┌─ Extracted entries

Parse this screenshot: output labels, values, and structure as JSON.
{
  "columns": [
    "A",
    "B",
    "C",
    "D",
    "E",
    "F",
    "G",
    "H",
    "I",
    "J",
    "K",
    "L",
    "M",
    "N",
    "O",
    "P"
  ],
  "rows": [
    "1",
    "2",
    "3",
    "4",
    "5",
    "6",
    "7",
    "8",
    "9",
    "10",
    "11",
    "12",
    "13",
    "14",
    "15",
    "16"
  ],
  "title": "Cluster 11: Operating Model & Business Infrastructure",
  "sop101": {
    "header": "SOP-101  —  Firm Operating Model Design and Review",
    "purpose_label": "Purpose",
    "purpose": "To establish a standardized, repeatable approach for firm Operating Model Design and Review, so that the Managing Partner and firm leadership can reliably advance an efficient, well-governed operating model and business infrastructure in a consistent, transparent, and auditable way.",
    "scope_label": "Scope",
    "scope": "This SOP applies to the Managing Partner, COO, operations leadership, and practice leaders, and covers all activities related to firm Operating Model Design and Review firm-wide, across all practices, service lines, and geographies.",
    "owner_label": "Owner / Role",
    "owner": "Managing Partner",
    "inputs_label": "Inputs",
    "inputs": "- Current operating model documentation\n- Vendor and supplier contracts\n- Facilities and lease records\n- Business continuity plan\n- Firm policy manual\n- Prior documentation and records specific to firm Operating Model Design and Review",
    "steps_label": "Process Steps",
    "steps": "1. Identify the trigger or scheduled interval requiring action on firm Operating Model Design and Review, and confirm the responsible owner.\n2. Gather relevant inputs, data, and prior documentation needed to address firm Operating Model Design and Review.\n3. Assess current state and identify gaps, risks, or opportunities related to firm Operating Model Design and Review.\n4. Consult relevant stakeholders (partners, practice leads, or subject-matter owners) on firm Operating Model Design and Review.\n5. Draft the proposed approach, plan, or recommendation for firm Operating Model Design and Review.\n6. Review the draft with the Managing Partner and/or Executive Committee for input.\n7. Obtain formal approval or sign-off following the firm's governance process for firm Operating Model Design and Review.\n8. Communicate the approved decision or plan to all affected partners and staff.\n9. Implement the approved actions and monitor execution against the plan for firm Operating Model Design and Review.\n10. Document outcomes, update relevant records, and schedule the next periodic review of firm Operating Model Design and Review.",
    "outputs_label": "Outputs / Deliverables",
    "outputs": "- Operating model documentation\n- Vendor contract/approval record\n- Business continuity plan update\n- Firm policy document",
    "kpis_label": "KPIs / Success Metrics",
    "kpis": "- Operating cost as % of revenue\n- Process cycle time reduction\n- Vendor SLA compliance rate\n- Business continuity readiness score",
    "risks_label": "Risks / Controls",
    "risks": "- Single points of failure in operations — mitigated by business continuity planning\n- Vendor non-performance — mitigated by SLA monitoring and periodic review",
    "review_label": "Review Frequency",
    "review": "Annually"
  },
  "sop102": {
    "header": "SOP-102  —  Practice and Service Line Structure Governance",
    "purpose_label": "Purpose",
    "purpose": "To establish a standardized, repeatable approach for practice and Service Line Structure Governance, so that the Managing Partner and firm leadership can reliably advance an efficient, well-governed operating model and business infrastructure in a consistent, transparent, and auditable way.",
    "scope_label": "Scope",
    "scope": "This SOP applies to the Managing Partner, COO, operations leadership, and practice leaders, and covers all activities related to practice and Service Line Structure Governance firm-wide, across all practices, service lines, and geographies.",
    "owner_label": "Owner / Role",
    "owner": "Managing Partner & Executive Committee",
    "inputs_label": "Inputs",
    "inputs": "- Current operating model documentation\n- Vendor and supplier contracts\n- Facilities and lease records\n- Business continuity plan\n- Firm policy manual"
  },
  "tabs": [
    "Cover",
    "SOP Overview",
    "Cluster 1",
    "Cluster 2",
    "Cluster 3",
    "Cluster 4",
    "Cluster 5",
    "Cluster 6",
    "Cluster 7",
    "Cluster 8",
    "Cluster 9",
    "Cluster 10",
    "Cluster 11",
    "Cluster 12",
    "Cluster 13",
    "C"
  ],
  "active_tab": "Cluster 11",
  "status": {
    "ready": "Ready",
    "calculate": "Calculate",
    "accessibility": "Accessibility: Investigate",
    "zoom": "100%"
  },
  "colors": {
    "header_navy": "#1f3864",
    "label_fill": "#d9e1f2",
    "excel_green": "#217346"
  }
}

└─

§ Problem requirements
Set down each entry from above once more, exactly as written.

§ Reply
Parse this screenshot: output labels, values, and structure as JSON.
{
  "columns": [
    "A",
    "B",
    "C",
    "D",
    "E",
    "F",
    "G",
    "H",
    "I",
    "J",
    "K",
    "L",
    "M",
    "N",
    "O",
    "P"
  ],
  "rows": [
    "1",
    "2",
    "3",
    "4",
    "5",
    "6",
    "7",
    "8",
    "9",
    "10",
    "11",
    "12",
    "13",
    "14",
    "15",
    "16"
  ],
  "title": "Cluster 11: Operating Model & Business Infrastructure",
  "sop101": {
    "header": "SOP-101  —  Firm Operating Model Design and Review",
    "purpose_label": "Purpose",
    "purpose": "To establish a standardized, repeatable approach for firm Operating Model Design and Review, so that the Managing Partner and firm leadership can reliably advance an efficient, well-governed operating model and business infrastructure in a consistent, transparent, and auditable way.",
    "scope_label": "Scope",
    "scope": "This SOP applies to the Managing Partner, COO, operations leadership, and practice leaders, and covers all activities related to firm Operating Model Design and Review firm-wide, across all practices, service lines, and geographies.",
    "owner_label": "Owner / Role",
    "owner": "Managing Partner",
    "inputs_label": "Inputs",
    "inputs": "- Current operating model documentation\n- Vendor and supplier contracts\n- Facilities and lease records\n- Business continuity plan\n- Firm policy manual\n- Prior documentation and records specific to firm Operating Model Design and Review",
    "steps_label": "Process Steps",
    "steps": "1. Identify the trigger or scheduled interval requiring action on firm Operating Model Design and Review, and confirm the responsible owner.\n2. Gather relevant inputs, data, and prior documentation needed to address firm Operating Model Design and Review.\n3. Assess current state and identify gaps, risks, or opportunities related to firm Operating Model Design and Review.\n4. Consult relevant stakeholders (partners, practice leads, or subject-matter owners) on firm Operating Model Design and Review.\n5. Draft the proposed approach, plan, or recommendation for firm Operating Model Design and Review.\n6. Review the draft with the Managing Partner and/or Executive Committee for input.\n7. Obtain formal approval or sign-off following the firm's governance process for firm Operating Model Design and Review.\n8. Communicate the approved decision or plan to all affected partners and staff.\n9. Implement the approved actions and monitor execution against the plan for firm Operating Model Design and Review.\n10. Document outcomes, update relevant records, and schedule the next periodic review of firm Operating Model Design and Review.",
    "outputs_label": "Outputs / Deliverables",
    "outputs": "- Operating model documentation\n- Vendor contract/approval record\n- Business continuity plan update\n- Firm policy document",
    "kpis_label": "KPIs / Success Metrics",
    "kpis": "- Operating cost as % of revenue\n- Process cycle time reduction\n- Vendor SLA compliance rate\n- Business continuity readiness score",
    "risks_label": "Risks / Controls",
    "risks": "- Single points of failure in operations — mitigated by business continuity planning\n- Vendor non-performance — mitigated by SLA monitoring and periodic review",
    "review_label": "Review Frequency",
    "review": "Annually"
  },
  "sop102": {
    "header": "SOP-102  —  Practice and Service Line Structure Governance",
    "purpose_label": "Purpose",
    "purpose": "To establish a standardized, repeatable approach for practice and Service Line Structure Governance, so that the Managing Partner and firm leadership can reliably advance an efficient, well-governed operating model and business infrastructure in a consistent, transparent, and auditable way.",
    "scope_label": "Scope",
    "scope": "This SOP applies to the Managing Partner, COO, operations leadership, and practice leaders, and covers all activities related to practice and Service Line Structure Governance firm-wide, across all practices, service lines, and geographies.",
    "owner_label": "Owner / Role",
    "owner": "Managing Partner & Executive Committee",
    "inputs_label": "Inputs",
    "inputs": "- Current operating model documentation\n- Vendor and supplier contracts\n- Facilities and lease records\n- Business continuity plan\n- Firm policy manual"
  },
  "tabs": [
    "Cover",
    "SOP Overview",
    "Cluster 1",
    "Cluster 2",
    "Cluster 3",
    "Cluster 4",
    "Cluster 5",
    "Cluster 6",
    "Cluster 7",
    "Cluster 8",
    "Cluster 9",
    "Cluster 10",
    "Cluster 11",
    "Cluster 12",
    "Cluster 13",
    "C"
  ],
  "active_tab": "Cluster 11",
  "status": {
    "ready": "Ready",
    "calculate": "Calculate",
    "accessibility": "Accessibility: Investigate",
    "zoom": "100%"
  },
  "colors": {
    "header_navy": "#1f3864",
    "label_fill": "#d9e1f2",
    "excel_green": "#217346"
  }
}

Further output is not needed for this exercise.